It's business, and even a lifelong Cubs fan like Ramirez can appreciate what it means to have the hometown team on your side. He remembers the day he had to straighten out his Cubs-loving brothers during a game at Busch.
"They started booing the Cardinals," Ramirez recalls. "I said, 'Hey, if you're going to come here for a game with me, you're not going to boo the Cardinals, because if it's good for the Cardinals, it's good for the region. If it's good for the region, it's good for me, and if it's good for me, it's good for you, so shut up.'"
The Cardinals have been receptive, taking baby steps toward courting more Hispanic fans. The team has begun posting videos in Spanish on its website, and it launched @cardenales, a Spanish-language Twitter account, in August.
In a news release announcing @cardenales, the team pointed to a nine-state regional market with more than a million Spanish speakers as one of the reasons for the move.
"The Cardinals also hope to reach fans in the Commonwealth of Puerto Rico, the largest insular territory of the United States, and internationally in Mexico, Cuba, the Dominican Republic, Venezuela and other Spanish-speaking nations in Latin America," the team said in the release.
Fiesta Cardenales, coupled with the Spanish-language broadcasts in September, were to be part of the campaign. Ke Buena began to spread the word weeks ahead of the games through on-air promotions and advertisements on its website.
By the time of the annual Mexican Independence Day celebration on Cherokee Street, held on September 18, excitement has begun to build among Spanish-speaking Cards fans. The event draws thousands to the neighborhood, one of the city's only recognizable Hispanic business districts.
Ke Buena's DJ Tiburon has picked up a side gig as emcee for one of the evening's prime events: the smashing of a Donald Trump piñata. He moved to St. Louis eleven years ago after a couple of years in San Diego. Back then, he worked at a Wendy's in south city, picking up English from his Bosnian coworkers. Because the Cardinals were unavoidable, he eventually became a baseball fan, too.

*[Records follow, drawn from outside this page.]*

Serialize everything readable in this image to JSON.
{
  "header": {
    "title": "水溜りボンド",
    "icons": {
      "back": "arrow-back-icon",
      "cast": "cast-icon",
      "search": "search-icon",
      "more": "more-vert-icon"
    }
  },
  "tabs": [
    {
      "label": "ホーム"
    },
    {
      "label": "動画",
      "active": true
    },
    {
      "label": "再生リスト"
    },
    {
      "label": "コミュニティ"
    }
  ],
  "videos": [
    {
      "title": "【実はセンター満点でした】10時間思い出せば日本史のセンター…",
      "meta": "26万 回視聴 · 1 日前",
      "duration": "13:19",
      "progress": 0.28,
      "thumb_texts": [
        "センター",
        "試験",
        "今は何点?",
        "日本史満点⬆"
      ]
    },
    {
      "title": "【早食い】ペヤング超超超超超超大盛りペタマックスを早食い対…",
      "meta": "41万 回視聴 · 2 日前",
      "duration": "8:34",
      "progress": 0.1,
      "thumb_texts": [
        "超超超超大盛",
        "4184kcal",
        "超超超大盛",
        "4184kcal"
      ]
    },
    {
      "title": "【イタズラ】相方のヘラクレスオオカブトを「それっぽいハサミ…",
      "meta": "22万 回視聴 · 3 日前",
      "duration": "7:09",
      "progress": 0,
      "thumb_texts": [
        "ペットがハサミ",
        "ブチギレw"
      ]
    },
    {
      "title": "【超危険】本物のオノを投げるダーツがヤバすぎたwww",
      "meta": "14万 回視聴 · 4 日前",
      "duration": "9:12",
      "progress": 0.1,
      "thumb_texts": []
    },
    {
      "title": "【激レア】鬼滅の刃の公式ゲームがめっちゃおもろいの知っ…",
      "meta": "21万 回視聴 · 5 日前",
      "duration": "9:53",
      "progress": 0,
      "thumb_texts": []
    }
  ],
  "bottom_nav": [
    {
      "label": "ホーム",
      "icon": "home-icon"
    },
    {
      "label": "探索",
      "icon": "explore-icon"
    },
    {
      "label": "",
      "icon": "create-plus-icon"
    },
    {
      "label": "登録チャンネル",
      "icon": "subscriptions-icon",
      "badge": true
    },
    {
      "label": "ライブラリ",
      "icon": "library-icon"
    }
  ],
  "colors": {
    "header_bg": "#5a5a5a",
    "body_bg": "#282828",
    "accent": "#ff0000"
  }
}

"I would say I'm a 70 percent fan," says Tiburon, whose real name is Heriberto Amezcua. "But I love the Cardinals. They're a great organization."
Around the corner from the "El Trumpo Takes a Thumpo" festivities, 47-year-old Gernaro Gomez eats a plateful of tacos as he takes in the crowd. He wears a Cardinals cap in addition to his cowboy boots, jeans and Western-style shirt. He's lived in St. Louis about three years and speaks little English, but he goes to as many games at Busch as he can. He's looking forward to the upcoming broadcasts as his first opportunity to really hear his favorite team.
"I'm happy to see them," he says in Spanish. "Now to understand is going to be a whole new experience."